Goal of the exercise → Nothing in the data may be changed; retype all of it.

Task inputs →
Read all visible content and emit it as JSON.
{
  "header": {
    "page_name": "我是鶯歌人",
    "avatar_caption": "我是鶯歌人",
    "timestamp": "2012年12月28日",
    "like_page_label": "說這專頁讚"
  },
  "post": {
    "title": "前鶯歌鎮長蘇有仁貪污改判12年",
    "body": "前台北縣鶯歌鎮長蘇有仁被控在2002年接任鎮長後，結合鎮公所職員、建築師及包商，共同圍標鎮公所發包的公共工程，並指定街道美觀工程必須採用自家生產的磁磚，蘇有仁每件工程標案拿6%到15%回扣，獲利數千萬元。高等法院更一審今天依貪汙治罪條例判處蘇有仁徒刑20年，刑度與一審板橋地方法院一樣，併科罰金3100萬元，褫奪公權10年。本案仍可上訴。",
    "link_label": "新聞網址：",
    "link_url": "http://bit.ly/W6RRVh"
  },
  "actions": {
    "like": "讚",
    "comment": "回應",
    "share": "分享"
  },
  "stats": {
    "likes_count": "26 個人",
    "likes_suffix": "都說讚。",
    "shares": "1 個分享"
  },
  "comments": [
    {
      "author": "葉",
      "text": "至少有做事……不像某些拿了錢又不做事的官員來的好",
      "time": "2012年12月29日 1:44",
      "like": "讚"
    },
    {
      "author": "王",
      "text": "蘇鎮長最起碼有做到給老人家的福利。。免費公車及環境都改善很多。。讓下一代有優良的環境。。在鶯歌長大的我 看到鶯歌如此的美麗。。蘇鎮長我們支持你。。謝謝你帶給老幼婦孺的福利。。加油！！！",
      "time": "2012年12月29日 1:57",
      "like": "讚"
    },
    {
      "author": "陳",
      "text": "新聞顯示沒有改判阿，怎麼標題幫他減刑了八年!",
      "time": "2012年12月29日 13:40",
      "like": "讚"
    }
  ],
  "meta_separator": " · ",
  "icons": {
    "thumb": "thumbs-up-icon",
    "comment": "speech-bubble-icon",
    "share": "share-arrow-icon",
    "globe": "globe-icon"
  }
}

Exercise result →
Read all visible content and emit it as JSON.
{
  "header": {
    "page_name": "我是鶯歌人",
    "avatar_caption": "我是鶯歌人",
    "timestamp": "2012年12月28日",
    "like_page_label": "說這專頁讚"
  },
  "post": {
    "title": "前鶯歌鎮長蘇有仁貪污改判12年",
    "body": "前台北縣鶯歌鎮長蘇有仁被控在2002年接任鎮長後，結合鎮公所職員、建築師及包商，共同圍標鎮公所發包的公共工程，並指定街道美觀工程必須採用自家生產的磁磚，蘇有仁每件工程標案拿6%到15%回扣，獲利數千萬元。高等法院更一審今天依貪汙治罪條例判處蘇有仁徒刑20年，刑度與一審板橋地方法院一樣，併科罰金3100萬元，褫奪公權10年。本案仍可上訴。",
    "link_label": "新聞網址：",
    "link_url": "http://bit.ly/W6RRVh"
  },
  "actions": {
    "like": "讚",
    "comment": "回應",
    "share": "分享"
  },
  "stats": {
    "likes_count": "26 個人",
    "likes_suffix": "都說讚。",
    "shares": "1 個分享"
  },
  "comments": [
    {
      "author": "葉",
      "text": "至少有做事……不像某些拿了錢又不做事的官員來的好",
      "time": "2012年12月29日 1:44",
      "like": "讚"
    },
    {
      "author": "王",
      "text": "蘇鎮長最起碼有做到給老人家的福利。。免費公車及環境都改善很多。。讓下一代有優良的環境。。在鶯歌長大的我 看到鶯歌如此的美麗。。蘇鎮長我們支持你。。謝謝你帶給老幼婦孺的福利。。加油！！！",
      "time": "2012年12月29日 1:57",
      "like": "讚"
    },
    {
      "author": "陳",
      "text": "新聞顯示沒有改判阿，怎麼標題幫他減刑了八年!",
      "time": "2012年12月29日 13:40",
      "like": "讚"
    }
  ],
  "meta_separator": " · ",
  "icons": {
    "thumb": "thumbs-up-icon",
    "comment": "speech-bubble-icon",
    "share": "share-arrow-icon",
    "globe": "globe-icon"
  }
}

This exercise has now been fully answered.